What this task involves
In the material below, find each line with the string "JSON" and copy it.

■ ■ ■ ■ ■

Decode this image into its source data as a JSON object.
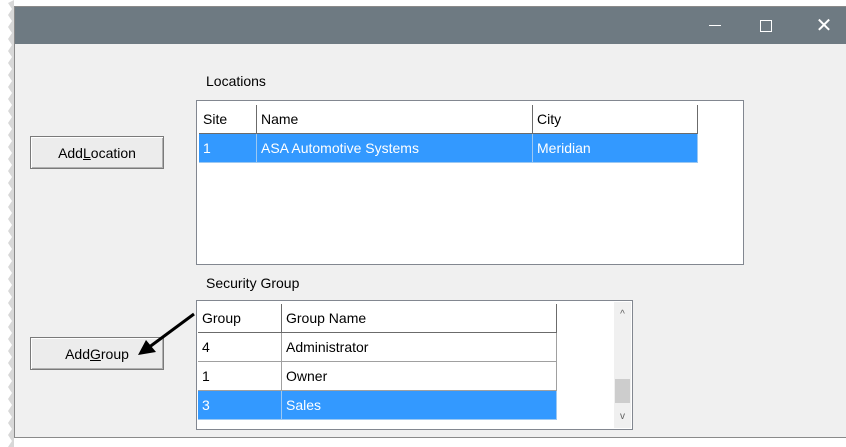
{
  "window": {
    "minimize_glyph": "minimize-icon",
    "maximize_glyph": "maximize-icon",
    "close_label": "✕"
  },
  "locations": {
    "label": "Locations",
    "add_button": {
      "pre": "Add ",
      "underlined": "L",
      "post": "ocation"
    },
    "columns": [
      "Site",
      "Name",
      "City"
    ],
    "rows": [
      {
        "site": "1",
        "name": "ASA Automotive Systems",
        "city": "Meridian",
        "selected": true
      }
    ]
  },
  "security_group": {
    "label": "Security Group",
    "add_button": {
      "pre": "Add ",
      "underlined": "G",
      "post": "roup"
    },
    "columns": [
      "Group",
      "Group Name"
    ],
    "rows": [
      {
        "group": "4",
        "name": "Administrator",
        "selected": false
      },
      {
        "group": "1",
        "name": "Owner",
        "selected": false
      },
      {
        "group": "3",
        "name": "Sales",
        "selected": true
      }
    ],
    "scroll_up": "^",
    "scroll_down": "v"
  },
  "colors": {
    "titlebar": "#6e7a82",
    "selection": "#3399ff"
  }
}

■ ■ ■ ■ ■

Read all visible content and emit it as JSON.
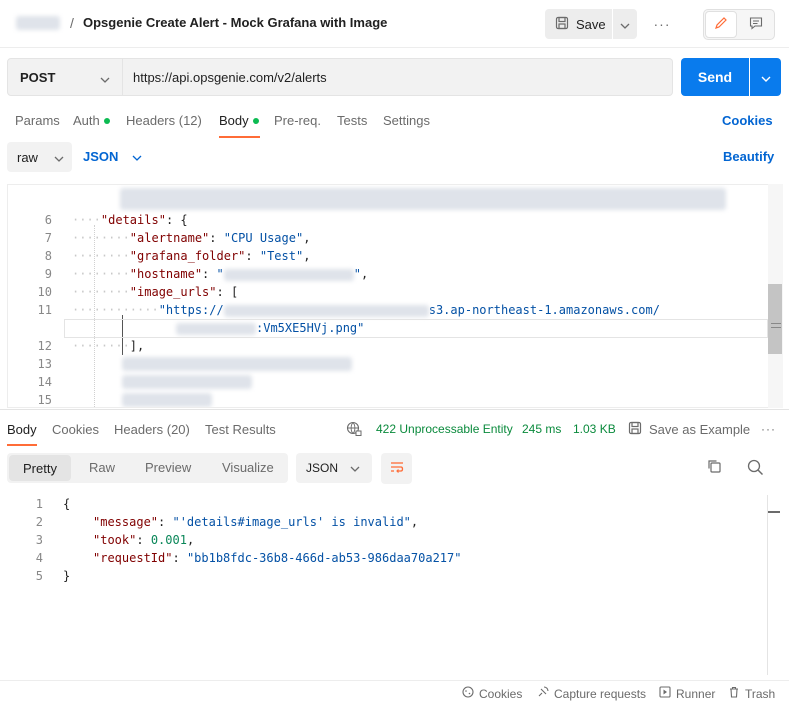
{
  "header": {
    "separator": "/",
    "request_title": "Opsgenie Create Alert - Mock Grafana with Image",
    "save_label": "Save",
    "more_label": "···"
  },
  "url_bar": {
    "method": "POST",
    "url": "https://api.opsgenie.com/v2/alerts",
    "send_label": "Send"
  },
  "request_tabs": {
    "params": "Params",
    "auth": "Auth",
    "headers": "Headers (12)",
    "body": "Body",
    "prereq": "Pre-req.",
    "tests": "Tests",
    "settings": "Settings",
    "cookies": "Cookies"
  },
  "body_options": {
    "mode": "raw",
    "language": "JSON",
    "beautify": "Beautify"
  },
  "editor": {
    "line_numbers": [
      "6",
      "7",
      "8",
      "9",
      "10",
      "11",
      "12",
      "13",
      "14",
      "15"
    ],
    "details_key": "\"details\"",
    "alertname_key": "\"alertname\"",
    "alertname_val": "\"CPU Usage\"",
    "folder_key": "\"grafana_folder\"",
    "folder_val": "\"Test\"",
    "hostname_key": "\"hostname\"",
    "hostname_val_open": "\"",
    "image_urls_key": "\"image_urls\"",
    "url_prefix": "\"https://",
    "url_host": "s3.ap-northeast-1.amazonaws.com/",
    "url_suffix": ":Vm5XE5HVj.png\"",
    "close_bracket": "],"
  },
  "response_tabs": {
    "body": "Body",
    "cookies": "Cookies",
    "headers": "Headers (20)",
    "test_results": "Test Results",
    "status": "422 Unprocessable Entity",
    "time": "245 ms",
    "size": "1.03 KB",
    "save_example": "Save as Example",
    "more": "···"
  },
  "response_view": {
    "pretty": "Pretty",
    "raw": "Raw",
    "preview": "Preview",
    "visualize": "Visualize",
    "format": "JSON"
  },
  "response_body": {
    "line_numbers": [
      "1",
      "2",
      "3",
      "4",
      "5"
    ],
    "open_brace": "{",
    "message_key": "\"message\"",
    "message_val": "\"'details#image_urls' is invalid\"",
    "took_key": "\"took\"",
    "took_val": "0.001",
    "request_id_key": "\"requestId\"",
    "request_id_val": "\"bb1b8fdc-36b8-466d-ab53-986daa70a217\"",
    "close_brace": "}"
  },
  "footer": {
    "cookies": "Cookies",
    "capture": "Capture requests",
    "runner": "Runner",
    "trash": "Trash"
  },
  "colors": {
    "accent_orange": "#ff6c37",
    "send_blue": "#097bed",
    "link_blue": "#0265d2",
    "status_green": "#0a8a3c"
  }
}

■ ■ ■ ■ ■

Reply
Decode this image into its source data as a JSON object.
Read all visible content and emit it as JSON.
    "language": "JSON",
    "format": "JSON"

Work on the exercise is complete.